"I need to be healed," *Eric's email began. "I want to stay in the fight, but I'm tempted to turn back. I want to forget what happened, to ignore the problems, and lie to myself that everything will be all right if I turn my back on the healing process."
Eric went on to say he was worn out trying to overcome the struggles, the pain, and "my own shame and failures." He wrote to me because he said that the struggle doesn't end for him. "The shame eats at me from the inside, and I feel like a failure."
We emailed back and forth five or six times, and on one of them, he wrote, "This remains private. I can't tell anyone."
"That may be part of your problem," I replied. "You probably can't do this alone. If you had a tumor, wouldn't you consult a surgeon to cut it out?" I tried to point out how much all of us hurting survivors need to connect with others who have the same background.

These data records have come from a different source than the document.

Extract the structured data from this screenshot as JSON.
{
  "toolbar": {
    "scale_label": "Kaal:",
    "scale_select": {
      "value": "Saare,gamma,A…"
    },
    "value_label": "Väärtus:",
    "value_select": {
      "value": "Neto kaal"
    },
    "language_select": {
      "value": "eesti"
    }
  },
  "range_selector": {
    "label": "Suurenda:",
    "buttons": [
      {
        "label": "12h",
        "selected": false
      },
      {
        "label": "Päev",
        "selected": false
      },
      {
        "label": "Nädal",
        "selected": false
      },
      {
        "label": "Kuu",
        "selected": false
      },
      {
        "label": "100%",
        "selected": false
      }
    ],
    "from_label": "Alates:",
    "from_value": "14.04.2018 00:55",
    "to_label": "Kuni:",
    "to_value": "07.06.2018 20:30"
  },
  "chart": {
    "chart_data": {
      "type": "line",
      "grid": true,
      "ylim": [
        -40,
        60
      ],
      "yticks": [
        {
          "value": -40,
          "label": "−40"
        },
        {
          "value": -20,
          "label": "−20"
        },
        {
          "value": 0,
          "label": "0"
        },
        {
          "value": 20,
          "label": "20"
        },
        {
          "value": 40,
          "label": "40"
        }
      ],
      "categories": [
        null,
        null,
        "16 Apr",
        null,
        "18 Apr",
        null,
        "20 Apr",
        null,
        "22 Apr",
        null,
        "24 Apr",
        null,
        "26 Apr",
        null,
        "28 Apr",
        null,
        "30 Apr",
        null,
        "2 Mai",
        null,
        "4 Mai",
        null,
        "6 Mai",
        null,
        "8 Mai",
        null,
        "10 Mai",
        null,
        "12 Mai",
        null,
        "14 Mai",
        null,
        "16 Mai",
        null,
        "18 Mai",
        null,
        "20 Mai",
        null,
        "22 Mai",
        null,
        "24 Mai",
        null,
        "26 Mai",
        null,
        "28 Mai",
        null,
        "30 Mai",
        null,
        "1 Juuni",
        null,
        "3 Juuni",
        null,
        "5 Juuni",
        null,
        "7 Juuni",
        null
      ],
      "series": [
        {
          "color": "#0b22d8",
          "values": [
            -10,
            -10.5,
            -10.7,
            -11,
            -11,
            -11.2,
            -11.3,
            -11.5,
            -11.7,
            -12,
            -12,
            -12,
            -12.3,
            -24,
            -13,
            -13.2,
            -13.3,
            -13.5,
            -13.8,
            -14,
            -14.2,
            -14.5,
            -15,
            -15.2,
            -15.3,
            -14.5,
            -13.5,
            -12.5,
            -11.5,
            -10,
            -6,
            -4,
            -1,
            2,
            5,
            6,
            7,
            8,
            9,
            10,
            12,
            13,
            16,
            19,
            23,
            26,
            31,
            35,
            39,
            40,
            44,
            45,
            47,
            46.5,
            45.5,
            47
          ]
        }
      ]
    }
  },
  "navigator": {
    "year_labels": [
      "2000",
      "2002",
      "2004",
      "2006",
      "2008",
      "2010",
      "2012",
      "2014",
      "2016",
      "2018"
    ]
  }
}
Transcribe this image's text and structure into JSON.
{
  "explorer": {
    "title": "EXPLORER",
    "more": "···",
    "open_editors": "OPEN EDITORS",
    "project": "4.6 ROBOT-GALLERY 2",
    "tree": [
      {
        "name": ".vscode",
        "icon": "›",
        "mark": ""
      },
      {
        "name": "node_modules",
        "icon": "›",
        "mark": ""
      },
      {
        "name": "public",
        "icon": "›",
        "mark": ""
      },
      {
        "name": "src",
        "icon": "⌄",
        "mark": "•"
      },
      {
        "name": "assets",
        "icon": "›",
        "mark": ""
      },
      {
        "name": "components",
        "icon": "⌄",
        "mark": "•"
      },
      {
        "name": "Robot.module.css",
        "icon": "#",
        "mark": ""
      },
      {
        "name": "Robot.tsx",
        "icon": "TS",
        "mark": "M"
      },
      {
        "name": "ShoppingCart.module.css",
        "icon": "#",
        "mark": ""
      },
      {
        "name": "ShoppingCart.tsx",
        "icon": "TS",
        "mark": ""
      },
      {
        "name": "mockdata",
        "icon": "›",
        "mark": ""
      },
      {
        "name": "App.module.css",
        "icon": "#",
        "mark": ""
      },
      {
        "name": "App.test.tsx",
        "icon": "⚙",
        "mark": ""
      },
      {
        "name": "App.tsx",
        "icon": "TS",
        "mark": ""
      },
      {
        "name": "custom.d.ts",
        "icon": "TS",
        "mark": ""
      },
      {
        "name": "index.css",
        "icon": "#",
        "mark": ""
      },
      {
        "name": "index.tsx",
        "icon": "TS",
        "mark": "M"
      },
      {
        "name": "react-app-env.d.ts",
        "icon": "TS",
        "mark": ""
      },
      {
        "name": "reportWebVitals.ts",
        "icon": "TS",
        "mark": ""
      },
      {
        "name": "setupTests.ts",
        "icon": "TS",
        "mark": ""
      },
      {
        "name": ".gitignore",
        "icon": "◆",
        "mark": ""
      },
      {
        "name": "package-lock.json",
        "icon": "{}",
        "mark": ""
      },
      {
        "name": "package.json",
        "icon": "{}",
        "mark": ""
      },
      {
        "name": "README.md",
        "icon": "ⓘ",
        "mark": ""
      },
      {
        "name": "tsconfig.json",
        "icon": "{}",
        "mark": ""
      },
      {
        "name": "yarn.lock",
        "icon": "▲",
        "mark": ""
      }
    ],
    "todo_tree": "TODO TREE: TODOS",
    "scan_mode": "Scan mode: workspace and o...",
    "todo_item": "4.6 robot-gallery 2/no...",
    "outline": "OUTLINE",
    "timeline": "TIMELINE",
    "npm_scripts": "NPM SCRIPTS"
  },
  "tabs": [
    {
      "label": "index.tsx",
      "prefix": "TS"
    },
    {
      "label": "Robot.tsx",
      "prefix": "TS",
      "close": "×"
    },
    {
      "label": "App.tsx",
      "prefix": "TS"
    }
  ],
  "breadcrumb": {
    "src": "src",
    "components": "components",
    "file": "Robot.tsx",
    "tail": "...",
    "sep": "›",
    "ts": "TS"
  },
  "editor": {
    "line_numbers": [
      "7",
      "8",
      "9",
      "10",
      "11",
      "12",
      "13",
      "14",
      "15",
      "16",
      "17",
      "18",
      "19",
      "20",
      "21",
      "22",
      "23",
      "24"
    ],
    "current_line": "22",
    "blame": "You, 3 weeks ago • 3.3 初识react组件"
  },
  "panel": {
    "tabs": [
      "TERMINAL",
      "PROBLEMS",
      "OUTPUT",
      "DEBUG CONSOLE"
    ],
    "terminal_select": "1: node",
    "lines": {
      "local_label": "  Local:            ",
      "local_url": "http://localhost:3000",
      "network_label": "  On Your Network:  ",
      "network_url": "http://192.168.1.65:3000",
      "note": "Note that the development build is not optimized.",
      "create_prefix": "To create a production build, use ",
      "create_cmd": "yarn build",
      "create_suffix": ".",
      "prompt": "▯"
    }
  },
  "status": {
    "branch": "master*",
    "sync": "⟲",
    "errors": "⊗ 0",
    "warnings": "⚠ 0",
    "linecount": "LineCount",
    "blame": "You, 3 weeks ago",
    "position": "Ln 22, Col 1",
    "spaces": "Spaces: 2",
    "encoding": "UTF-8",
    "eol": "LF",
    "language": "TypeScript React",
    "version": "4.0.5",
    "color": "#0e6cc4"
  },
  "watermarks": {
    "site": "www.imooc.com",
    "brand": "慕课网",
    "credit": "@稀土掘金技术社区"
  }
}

The first time I spoke publicly to a group of six men, I told my story with many tears—but only after I heard theirs. For the first time, I knew I wasn't the only one. Certainly other boys had been molested and I knew that intellectually. I didn't realize their pain and struggles were like my own.
In my last exchange, I reminded Eric that he said, "I need to be healed," in his first email. "If you realize your need to be healed, please face it. Get help. Don't try to do it alone."
His last email to me said, "I need to be healed. I'm determined to do it alone." I never heard from Eric again. Twice I emailed to ask how he was doing. He never responded.
I share this downer account because not everyone recovers. Not every man has the courage to keep fighting through the threshold of pain. But to those of us who do, we know we did the right thing to keep on.
I wish every survivor would keep on. As one friend said, "I tried to pretend that everything would be all right if I just stopped struggling. But it doesn't go away. This is going to be a lifelong journey, isn't it?"
And yes, it is a lifelong journey.
And it's worth it.